* Exercise
Scan the records for "具有导出项的". Report each line that includes it.

* Web page and app entries
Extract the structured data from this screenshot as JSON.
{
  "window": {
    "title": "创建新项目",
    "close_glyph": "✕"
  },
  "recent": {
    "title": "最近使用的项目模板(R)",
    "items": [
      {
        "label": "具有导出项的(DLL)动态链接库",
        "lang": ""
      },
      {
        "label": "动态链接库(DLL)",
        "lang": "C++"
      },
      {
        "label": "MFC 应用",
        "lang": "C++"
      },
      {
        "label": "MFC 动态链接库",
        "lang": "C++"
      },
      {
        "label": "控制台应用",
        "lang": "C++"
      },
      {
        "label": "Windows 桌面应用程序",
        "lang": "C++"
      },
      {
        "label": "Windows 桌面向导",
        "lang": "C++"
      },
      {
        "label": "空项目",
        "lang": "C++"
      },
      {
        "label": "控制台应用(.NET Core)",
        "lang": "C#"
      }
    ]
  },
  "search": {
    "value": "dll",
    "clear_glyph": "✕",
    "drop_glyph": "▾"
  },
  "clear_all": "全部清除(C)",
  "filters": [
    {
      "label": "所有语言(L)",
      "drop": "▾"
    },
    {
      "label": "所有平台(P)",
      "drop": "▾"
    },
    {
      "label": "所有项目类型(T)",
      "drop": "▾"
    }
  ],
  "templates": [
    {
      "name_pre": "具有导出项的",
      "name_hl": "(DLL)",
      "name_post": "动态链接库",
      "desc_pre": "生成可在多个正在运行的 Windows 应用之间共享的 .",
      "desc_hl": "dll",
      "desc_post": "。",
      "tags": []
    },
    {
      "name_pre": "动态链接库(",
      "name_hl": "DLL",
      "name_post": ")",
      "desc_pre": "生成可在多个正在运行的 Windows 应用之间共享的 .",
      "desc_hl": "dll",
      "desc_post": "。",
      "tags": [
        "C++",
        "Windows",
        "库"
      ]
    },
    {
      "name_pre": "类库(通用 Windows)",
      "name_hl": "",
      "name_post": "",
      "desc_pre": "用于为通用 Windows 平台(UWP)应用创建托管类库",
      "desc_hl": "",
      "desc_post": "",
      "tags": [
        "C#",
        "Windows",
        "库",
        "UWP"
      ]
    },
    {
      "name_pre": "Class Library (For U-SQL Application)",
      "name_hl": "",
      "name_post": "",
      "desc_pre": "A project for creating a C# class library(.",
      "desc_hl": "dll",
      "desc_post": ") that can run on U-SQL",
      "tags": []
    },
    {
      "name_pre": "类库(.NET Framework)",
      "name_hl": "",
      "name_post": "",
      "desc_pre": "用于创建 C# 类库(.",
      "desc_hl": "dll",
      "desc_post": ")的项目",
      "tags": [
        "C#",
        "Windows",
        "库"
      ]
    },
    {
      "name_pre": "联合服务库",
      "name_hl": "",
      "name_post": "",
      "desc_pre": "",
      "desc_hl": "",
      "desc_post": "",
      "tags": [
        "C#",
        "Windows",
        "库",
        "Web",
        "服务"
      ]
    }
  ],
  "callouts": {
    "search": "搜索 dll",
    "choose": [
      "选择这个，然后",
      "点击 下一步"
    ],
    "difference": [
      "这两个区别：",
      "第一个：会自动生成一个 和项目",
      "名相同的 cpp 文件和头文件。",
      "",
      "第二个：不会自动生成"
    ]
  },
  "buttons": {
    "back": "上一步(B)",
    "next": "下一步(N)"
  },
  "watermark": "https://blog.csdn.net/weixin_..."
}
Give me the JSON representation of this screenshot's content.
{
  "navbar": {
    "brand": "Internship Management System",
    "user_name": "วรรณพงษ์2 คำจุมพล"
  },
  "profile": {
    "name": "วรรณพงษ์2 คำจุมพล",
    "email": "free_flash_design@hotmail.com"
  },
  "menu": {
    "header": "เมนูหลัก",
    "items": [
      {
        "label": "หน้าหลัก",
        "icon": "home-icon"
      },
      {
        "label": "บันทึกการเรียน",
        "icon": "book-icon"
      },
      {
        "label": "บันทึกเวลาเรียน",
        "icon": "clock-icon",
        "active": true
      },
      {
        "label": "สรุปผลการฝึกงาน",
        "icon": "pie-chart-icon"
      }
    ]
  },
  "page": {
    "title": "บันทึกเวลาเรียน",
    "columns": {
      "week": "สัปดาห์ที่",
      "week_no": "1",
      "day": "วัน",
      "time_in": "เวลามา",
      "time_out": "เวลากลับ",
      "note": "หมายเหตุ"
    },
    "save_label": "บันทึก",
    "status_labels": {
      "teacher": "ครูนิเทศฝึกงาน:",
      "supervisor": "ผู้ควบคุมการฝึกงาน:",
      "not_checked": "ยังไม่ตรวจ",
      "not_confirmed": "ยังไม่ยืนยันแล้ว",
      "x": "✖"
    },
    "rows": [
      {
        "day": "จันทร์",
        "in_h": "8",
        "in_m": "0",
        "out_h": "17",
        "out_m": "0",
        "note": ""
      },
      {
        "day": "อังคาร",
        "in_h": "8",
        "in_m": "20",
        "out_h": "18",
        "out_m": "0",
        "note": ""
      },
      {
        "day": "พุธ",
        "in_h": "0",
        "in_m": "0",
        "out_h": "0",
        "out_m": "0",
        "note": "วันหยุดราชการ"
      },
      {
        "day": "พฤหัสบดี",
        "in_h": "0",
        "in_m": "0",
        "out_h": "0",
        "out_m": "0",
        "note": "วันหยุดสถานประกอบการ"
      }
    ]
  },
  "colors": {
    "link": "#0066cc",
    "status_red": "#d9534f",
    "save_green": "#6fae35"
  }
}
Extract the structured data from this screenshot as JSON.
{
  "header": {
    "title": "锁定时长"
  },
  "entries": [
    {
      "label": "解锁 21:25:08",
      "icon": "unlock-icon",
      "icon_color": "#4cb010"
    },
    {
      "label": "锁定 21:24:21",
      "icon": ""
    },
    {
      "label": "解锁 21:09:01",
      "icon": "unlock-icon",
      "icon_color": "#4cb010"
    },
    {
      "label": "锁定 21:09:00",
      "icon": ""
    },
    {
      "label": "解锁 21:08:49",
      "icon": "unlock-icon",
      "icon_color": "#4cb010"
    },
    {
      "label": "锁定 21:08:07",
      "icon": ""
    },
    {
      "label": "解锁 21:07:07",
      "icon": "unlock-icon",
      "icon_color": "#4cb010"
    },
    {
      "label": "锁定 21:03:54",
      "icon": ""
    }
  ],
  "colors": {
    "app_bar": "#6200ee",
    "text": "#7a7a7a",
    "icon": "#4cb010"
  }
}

* Task answer
        "label": "具有导出项的(DLL)动态链接库",
      "name_pre": "具有导出项的",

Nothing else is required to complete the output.